Segment Start: Input material

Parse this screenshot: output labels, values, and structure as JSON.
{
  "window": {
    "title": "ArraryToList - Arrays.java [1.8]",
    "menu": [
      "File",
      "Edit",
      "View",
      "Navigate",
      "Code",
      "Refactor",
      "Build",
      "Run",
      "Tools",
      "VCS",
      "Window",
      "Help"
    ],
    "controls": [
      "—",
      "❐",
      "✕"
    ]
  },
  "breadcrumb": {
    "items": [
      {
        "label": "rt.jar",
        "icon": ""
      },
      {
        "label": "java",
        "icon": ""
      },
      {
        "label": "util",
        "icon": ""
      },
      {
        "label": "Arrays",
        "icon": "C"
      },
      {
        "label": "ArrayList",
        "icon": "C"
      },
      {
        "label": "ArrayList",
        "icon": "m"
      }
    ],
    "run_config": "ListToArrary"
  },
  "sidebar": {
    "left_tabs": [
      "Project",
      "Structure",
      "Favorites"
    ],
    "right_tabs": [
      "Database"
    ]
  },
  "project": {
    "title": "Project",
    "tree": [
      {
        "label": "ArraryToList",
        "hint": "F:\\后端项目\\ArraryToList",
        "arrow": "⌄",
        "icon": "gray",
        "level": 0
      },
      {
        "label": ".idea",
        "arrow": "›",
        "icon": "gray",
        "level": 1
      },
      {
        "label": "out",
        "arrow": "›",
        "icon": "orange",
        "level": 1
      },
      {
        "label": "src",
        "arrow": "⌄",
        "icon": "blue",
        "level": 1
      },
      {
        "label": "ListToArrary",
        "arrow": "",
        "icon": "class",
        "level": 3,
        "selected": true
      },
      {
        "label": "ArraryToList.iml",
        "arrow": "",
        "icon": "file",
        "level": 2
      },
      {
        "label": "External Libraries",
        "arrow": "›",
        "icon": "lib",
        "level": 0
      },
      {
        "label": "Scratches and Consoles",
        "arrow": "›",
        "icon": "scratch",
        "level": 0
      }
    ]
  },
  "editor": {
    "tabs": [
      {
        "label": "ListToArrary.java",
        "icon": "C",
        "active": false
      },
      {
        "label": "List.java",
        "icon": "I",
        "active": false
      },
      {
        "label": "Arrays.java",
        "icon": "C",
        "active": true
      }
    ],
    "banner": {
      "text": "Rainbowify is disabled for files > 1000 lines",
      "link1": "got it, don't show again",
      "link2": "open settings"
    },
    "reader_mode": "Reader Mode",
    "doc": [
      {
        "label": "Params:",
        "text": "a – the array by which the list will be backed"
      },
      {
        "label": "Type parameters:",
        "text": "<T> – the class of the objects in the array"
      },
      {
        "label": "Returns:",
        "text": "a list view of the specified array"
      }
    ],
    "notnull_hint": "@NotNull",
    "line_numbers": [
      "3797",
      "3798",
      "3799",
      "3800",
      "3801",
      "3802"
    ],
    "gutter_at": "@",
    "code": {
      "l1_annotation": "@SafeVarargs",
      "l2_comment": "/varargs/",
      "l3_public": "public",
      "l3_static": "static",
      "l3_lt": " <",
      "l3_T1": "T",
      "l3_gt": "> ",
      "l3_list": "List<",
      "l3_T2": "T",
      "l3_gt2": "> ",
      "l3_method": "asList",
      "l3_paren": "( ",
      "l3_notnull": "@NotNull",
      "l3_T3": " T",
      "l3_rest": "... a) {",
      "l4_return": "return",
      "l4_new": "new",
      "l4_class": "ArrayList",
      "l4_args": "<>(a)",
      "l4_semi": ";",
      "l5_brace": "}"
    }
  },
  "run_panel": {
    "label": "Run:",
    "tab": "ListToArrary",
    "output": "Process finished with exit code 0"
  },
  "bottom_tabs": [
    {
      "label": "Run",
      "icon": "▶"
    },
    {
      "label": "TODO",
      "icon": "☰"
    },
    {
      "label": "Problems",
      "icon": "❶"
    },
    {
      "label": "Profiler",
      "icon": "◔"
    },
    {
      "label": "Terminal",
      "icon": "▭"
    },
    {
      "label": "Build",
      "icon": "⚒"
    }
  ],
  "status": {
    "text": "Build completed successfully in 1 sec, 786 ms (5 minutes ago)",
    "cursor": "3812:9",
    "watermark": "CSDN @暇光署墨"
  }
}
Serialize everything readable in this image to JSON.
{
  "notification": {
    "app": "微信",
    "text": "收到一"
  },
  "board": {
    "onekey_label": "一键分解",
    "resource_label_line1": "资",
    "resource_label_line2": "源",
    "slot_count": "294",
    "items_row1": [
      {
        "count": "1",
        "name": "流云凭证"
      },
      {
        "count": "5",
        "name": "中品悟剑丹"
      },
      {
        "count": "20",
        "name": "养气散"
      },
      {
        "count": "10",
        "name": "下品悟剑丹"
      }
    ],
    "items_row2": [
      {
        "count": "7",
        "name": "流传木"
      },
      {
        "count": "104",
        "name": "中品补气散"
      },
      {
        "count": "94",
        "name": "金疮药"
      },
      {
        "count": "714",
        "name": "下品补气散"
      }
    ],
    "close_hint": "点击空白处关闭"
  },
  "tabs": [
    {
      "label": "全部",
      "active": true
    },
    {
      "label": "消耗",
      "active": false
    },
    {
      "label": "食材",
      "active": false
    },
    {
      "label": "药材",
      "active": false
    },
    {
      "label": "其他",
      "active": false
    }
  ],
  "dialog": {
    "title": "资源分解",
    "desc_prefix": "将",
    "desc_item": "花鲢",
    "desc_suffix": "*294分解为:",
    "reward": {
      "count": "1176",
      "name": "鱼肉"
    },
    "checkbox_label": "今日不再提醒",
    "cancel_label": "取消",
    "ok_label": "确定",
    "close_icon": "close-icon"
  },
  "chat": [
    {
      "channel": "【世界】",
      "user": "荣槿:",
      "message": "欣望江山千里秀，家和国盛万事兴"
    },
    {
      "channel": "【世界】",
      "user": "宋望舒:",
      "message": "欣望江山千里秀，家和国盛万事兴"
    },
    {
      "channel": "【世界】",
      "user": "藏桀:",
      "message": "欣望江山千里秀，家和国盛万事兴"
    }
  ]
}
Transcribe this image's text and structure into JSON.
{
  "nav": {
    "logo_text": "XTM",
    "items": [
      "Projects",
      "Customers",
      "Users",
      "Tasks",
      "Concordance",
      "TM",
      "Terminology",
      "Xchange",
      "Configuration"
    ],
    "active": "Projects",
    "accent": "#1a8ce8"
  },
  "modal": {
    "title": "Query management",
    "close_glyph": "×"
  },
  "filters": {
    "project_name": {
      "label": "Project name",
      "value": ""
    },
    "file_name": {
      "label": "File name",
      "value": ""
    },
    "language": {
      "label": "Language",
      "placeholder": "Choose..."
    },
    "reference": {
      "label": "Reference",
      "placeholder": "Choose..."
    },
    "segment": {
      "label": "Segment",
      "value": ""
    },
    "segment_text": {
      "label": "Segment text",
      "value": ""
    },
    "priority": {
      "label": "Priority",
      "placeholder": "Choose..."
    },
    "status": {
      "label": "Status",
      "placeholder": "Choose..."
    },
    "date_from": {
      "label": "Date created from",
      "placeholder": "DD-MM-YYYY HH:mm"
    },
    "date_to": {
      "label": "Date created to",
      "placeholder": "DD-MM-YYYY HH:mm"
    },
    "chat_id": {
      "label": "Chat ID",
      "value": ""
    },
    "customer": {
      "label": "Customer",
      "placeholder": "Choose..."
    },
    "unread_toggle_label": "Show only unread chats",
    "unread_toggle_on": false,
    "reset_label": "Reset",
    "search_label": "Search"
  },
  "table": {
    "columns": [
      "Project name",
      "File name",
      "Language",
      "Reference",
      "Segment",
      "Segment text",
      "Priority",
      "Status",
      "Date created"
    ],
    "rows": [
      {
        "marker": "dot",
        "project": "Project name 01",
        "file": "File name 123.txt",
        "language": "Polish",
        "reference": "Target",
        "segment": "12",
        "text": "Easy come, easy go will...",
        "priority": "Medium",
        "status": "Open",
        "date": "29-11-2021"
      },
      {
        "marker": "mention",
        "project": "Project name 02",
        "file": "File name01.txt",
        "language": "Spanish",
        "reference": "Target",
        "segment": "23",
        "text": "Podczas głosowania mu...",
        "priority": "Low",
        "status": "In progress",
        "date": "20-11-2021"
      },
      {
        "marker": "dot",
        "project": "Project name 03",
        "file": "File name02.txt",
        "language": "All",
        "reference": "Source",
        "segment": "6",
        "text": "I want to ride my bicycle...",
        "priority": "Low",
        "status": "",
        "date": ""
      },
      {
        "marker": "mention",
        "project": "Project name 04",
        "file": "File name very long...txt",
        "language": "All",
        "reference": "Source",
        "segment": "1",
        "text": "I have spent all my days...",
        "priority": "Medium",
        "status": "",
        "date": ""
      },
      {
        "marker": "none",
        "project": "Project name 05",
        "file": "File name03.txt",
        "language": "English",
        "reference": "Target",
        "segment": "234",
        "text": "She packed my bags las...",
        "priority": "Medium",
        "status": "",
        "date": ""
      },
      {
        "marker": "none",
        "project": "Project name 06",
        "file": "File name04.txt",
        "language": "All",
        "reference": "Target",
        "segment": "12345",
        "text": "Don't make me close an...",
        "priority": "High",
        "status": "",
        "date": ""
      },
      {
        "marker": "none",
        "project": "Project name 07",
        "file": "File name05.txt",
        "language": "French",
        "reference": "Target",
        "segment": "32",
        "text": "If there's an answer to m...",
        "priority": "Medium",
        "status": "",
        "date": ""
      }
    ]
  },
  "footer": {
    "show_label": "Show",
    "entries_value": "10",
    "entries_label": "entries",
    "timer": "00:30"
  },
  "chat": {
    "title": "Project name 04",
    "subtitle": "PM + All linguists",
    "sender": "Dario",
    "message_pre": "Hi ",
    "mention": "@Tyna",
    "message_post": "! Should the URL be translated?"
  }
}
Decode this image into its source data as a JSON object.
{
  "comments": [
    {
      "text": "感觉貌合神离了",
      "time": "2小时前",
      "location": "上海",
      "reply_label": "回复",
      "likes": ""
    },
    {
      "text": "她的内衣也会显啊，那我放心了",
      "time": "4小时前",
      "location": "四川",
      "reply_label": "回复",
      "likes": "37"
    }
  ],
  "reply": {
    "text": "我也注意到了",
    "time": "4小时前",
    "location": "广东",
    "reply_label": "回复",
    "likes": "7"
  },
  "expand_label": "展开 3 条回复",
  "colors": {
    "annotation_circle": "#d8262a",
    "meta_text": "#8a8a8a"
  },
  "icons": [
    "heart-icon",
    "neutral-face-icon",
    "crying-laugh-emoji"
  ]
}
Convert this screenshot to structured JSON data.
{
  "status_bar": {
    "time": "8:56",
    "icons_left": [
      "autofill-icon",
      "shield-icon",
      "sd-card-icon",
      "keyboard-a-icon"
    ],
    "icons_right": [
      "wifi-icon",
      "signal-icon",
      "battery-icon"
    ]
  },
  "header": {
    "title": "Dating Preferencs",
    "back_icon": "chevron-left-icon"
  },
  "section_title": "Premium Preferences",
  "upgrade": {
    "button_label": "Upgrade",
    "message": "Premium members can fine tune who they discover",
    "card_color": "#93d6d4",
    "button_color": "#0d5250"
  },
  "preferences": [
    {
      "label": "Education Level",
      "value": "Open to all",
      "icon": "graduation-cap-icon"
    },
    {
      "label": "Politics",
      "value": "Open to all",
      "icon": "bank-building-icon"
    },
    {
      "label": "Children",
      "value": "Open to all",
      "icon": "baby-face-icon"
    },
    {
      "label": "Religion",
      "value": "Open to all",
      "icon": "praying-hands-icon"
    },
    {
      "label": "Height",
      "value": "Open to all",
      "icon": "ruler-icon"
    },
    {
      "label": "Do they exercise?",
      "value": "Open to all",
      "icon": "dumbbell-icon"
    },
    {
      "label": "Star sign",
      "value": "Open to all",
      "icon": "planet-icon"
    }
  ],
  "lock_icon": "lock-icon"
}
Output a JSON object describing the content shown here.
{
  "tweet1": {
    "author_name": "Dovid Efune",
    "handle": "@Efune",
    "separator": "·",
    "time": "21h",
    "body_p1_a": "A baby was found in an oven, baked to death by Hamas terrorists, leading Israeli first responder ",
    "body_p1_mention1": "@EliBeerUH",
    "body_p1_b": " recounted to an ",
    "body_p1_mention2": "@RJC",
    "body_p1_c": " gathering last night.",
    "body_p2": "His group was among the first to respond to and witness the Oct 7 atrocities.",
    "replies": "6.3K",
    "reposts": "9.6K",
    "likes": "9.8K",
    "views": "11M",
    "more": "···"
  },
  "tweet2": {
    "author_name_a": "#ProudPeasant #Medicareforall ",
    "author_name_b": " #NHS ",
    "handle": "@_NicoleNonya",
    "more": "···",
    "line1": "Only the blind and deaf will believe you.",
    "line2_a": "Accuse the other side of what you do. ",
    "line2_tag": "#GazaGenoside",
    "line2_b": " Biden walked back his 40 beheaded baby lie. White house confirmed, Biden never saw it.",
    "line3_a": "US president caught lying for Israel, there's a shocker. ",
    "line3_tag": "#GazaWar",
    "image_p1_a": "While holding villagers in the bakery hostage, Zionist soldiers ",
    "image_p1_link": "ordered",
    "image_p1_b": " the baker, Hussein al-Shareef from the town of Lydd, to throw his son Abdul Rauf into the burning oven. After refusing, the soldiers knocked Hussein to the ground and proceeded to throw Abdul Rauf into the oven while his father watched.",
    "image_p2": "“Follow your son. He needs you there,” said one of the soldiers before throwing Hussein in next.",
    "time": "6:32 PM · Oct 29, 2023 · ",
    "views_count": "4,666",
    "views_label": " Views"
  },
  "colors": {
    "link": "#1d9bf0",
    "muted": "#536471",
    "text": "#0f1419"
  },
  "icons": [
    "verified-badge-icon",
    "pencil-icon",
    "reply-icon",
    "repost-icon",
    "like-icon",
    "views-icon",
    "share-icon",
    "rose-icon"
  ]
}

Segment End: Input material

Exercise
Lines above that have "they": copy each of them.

Solution to this exercise
    "message": "Premium members can fine tune who they discover",
      "label": "Do they exercise?",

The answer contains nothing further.